Why are words like 'mongol' and 'mongoloid' still bandied about as insults?

The Meaning of Mongol

Why are the words 'mongol' and 'mongoloid' still bandied about as insults?
Mau Mau uprising: Kenyans still waiting for justice join class action over Britain's role in the emergency

Kenyans still waiting for justice over Mau Mau uprising

Thousands join class action over Britain's role in the emergency
Isis in Iraq: The trauma of the last six months has overwhelmed the remaining Christians in the country

The last Christians in Iraq

After 2,000 years, a community will try anything – including pretending to convert to Islam – to avoid losing everything, says Patrick Cockburn
Black Friday: Helpful discounts for Christmas shoppers, or cynical marketing by desperate retailers?

Helpful discounts for Christmas shoppers, or cynical marketing by desperate retailers?

Britain braced for Black Friday
Bill Cosby's persona goes from America's dad to date-rape drugs

From America's dad to date-rape drugs

Stories of Bill Cosby's alleged sexual assaults may have circulated widely in Hollywood, but they came as a shock to fans, says Rupert Cornwell
Clare Balding: 'Women's sport is kicking off at last'

Clare Balding: 'Women's sport is kicking off at last'

As fans flock to see England women's Wembley debut against Germany, the TV presenter on an exciting 'sea change'
Oh come, all ye multi-faithful: The Christmas jumper is in fashion, but should you wear your religion on your sleeve?

Oh come, all ye multi-faithful

The Christmas jumper is in fashion, but should you wear your religion on your sleeve?
Dr Charles Heatley: The GP off to do battle in the war against Ebola

The GP off to do battle in the war against Ebola

Dr Charles Heatley on joining the NHS volunteers' team bound for Sierra Leone
Flogging vlogging: First video bloggers conquered YouTube. Now they want us to buy their books

Flogging vlogging

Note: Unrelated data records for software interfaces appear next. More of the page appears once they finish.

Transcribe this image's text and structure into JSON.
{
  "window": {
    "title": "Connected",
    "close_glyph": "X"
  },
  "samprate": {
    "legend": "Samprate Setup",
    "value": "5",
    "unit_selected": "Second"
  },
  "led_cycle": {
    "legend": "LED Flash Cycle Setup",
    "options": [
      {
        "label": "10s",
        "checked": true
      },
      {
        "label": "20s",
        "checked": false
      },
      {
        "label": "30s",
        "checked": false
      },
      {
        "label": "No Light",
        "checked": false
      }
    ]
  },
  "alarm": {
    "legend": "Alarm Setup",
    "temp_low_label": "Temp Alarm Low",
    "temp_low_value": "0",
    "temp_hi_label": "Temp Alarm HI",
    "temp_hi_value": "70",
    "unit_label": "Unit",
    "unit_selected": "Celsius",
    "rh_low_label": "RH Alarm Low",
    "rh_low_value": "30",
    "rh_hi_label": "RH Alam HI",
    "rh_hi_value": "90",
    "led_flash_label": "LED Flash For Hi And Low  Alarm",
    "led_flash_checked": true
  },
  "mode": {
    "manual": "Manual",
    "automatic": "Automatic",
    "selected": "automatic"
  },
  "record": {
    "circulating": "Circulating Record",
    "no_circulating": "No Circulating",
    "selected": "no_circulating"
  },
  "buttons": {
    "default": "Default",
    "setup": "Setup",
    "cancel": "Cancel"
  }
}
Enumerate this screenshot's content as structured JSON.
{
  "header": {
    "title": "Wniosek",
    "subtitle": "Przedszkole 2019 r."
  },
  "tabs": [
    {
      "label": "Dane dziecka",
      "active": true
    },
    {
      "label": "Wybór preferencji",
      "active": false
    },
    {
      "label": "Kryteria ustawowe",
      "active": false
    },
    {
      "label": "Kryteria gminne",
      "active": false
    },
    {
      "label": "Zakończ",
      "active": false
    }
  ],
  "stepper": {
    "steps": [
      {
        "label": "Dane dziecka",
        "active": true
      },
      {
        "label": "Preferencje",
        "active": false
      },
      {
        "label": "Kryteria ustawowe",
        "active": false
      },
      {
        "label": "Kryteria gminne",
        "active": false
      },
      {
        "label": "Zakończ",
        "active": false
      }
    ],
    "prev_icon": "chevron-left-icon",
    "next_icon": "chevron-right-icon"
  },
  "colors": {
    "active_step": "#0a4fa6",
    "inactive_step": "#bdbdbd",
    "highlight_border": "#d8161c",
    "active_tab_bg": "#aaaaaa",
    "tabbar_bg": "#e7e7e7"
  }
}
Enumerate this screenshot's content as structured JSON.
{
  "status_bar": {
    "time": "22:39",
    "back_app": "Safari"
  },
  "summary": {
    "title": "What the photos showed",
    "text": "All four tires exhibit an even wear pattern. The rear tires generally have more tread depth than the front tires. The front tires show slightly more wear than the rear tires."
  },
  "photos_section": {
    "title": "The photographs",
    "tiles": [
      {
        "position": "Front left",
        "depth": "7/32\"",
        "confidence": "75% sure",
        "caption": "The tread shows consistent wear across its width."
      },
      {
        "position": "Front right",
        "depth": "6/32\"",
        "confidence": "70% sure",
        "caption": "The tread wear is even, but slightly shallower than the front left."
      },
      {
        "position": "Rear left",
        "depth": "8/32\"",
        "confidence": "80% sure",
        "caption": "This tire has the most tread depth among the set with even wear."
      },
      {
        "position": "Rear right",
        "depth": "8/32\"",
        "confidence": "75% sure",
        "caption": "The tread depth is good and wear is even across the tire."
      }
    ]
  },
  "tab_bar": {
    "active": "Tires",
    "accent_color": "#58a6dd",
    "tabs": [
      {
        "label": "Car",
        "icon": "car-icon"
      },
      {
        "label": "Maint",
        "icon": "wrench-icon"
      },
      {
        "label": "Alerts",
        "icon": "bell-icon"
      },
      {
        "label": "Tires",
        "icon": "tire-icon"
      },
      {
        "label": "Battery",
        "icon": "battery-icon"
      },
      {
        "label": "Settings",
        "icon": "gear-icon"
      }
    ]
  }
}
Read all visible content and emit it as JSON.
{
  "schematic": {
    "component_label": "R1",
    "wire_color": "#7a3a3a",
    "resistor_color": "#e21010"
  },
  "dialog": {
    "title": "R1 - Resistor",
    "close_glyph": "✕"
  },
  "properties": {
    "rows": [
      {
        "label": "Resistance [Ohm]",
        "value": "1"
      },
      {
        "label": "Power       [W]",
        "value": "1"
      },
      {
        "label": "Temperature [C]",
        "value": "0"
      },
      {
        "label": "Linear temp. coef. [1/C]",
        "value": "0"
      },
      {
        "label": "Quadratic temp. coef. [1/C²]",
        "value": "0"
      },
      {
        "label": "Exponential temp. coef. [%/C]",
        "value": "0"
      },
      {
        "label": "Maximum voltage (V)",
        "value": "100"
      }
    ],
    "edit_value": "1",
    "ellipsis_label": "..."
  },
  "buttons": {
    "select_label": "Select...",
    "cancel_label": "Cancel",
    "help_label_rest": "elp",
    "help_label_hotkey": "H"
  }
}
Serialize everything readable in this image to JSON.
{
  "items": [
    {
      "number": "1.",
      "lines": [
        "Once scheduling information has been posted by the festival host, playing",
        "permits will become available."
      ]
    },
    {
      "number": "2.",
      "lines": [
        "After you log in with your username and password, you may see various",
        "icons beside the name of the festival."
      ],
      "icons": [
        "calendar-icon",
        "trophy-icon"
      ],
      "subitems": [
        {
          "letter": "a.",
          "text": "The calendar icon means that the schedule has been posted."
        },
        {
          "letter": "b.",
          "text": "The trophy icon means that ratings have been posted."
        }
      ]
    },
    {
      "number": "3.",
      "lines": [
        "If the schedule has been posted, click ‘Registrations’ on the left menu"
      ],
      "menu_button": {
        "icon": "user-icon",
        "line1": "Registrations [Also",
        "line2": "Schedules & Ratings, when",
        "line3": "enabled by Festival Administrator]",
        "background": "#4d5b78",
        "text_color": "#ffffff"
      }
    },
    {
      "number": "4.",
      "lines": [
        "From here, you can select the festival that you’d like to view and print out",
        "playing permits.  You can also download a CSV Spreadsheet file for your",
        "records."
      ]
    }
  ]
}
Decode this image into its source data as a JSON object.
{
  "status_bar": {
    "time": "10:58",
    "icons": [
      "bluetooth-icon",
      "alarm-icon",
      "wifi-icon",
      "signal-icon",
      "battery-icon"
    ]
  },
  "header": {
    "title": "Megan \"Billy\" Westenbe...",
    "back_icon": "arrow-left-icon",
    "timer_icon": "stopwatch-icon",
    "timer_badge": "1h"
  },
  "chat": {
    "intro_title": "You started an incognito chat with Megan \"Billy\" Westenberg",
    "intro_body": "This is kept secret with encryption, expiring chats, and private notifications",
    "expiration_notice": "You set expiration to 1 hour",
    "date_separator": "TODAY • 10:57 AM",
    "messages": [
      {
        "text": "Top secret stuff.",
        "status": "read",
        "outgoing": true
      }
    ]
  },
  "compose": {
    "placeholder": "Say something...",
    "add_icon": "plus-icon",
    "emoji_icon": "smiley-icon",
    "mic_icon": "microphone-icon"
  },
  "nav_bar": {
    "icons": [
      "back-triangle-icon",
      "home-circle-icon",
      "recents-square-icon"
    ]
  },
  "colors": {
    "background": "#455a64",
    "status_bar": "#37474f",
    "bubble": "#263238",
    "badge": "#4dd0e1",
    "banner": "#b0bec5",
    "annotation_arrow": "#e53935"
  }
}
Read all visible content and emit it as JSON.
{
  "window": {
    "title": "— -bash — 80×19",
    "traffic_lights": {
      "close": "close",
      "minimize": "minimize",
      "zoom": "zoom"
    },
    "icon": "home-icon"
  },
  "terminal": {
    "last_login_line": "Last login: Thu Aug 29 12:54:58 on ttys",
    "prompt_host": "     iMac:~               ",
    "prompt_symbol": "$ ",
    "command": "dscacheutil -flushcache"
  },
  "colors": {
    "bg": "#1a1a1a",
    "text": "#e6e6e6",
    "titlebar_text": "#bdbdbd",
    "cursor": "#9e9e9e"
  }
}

First video bloggers conquered YouTube. Now they want us to buy their books
Saturday Night Live vs The Daily Show: US channels wage comedy star wars

Saturday Night Live vs The Daily Show

US channels wage comedy star wars
When is a wine made in Piedmont not a Piemonte wine? When EU rules make Italian vineyards invisible

When is a wine made in Piedmont not a Piemonte wine?

When EU rules make Italian vineyards invisible